|The Sweet and Innocent Grade Ones. Really.|
In the sixties, schools had strict rules.
Breaking said rules carried punishments.
A severe ‘talking to’.
Being kept in at recess or lunch hour.
Or *shudder* being sent to the *gasp* principal’s office.
Where there was always the looming specter of ‘THE STRAP’.
Which, I should point out, none of us had ever seen.
But which our entire class had heard on one occasion.
But that is another story.
Moving on . . .
I started grade one in the fall of 1960.
There were three of us Stringams in Milk River Elementary at that time.
My next older brother, George, in grade three.
And our eldest brother, Jerry, in grade six.
Our eldest sister, Chris, had just graduated to Junior High.
Because she had reached the unbelievable and unreachable age of twelve.
Jerry and his classmates ruled our school.
We lowly serfs in grade one observed their doings with awe bordering on worship.
I should mention that this was the brother who teased me mercilessly at home.
And who Mom chased around with the broom.
But at school, he was a lord.
He could do no wrong.
We spent hours in observation.
Until . . . the event.
Remember when I was talking about rules/punishment?
Well that comes into play here.
In Milk River Elementary School in 1960, the principal had instituted a bold new form of punishment.
I am not making this up.
We really had punishment by lemon.
And no one was exempt.
On Friday mornings during Assembly . . .
Oh, I should tell you we also had Assembly every Friday morning.
Back to my story . . .
On Friday mornings, any malefactors were marched to the front of the gym, before the entire school population, and handed a lemon.

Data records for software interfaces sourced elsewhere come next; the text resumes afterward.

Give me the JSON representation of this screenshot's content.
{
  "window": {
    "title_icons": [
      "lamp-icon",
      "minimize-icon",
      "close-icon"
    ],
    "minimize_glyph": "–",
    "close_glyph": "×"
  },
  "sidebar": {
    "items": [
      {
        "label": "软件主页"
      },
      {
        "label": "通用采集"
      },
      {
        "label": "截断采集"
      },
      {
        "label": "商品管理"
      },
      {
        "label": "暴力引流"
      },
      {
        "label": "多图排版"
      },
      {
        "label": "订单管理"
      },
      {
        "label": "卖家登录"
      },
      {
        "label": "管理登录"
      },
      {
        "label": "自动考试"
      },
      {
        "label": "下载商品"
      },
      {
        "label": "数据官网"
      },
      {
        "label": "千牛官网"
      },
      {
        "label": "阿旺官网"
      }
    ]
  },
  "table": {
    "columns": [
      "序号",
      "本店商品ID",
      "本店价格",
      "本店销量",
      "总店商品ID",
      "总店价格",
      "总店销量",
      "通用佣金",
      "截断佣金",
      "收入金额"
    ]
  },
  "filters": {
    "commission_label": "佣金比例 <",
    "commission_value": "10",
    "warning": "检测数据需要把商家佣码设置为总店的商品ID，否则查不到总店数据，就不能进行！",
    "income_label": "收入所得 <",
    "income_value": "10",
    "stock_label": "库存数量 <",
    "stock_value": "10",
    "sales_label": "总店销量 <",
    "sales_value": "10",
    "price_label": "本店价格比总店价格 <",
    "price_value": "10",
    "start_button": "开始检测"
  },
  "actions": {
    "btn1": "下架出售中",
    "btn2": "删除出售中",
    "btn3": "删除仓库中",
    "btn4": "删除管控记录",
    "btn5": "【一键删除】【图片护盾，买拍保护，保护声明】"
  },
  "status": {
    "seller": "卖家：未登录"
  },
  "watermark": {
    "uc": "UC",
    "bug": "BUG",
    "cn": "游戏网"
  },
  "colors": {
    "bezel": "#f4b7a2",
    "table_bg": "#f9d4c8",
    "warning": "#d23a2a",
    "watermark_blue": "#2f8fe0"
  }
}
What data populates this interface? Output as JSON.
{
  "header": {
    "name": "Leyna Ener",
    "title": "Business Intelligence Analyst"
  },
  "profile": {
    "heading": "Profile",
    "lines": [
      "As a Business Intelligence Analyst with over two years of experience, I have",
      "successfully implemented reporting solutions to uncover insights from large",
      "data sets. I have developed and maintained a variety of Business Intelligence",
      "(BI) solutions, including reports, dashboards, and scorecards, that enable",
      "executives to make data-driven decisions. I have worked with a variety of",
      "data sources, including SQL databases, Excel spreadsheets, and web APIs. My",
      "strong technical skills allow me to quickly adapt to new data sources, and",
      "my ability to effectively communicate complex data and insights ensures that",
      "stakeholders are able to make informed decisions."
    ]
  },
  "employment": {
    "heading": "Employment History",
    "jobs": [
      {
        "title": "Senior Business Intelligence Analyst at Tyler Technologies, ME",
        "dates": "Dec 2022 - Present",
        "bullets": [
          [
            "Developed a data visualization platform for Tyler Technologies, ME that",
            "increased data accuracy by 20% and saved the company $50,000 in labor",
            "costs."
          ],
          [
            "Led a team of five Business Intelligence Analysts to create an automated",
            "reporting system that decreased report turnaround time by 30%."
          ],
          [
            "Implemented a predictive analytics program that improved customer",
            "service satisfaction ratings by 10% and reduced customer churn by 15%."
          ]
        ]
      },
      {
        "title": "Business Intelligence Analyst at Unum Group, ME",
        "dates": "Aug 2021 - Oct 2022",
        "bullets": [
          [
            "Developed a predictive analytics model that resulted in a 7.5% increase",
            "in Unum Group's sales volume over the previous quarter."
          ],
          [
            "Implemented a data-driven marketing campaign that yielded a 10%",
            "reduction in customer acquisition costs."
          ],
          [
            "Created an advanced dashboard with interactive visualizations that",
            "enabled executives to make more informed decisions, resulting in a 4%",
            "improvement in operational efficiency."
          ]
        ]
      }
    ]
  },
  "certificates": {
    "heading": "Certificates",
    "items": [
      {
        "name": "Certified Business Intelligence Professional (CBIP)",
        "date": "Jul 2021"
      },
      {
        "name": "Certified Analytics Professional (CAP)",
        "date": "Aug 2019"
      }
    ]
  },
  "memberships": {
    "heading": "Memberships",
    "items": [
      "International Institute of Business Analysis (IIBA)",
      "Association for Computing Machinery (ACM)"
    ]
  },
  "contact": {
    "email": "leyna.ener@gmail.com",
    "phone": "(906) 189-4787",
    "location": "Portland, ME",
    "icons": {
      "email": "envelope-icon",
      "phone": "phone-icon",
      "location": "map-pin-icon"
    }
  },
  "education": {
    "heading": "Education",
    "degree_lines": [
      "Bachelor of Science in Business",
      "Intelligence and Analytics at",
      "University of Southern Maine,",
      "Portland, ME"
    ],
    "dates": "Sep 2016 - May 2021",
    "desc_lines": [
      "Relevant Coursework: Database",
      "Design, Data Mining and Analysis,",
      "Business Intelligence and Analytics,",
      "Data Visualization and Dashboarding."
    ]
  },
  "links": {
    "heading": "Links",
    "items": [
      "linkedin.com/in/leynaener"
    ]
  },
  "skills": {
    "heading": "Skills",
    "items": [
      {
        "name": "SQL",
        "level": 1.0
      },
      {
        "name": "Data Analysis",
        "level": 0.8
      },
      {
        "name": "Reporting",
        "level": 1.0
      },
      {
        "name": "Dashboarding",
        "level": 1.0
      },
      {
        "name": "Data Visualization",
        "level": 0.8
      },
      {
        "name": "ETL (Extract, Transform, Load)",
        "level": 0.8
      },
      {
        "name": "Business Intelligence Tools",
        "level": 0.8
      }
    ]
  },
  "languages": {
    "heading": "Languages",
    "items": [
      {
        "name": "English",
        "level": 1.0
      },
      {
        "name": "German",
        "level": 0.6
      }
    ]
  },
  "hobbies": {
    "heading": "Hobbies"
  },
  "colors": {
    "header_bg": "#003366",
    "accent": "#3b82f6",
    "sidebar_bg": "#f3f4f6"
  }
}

Which they then had to peel and eat.
For most of them, it was a painful process.
For those of us watching, it was a painful process.
Let’s just say it. Rules in Milk River Elementary weren’t often broken.
But one time, it was my brother, Jerry who had transgressed.
It was his turn to stand there.
And he had company.
Let me explain . . .
Jerry’s teacher was busily doing 'teacher' things at her desk.
Jerry and his friend, Stan had made a paper jet.
Okay, yes, they were supposed to be doing school work.
This was more fun.
They threw it.
And watched, proudly, as it flew, straight and smooth.
Then, in dismay, as it sailed neatly out into the hall.
It landed at the feet of the Principal, who just happened to be standing there at that precise moment.
He picked it up.
The boys held their breath and watched.
The Principal looked at the clever little plane.
Then, forgetting himself for a moment, threw it back into the room.
In full view of the teacher, who chose that moment to look up.
If there was a punishment bell, it would have clanged loudly at that point.
Paper planes were on the ‘forbidden’ list.
And all three ‘launchers’ were guilty.
At that Friday’s Assembly, my brother and Stan . . . and the Principal all took their places at the front of the gym.
Each was handed a lemon.
Which Jerry and Stan peeled and ate at lightning speed.
Just to get out of the spotlight.
The Principal took his time.
Wincing with every bite.
The assembled students were screaming with laughter by the time he was done.
Finally, he waved for silence and dismissed us.
Then probably hurried to the bathroom to gargle.
We never forgot.
And school crime hit an all time low.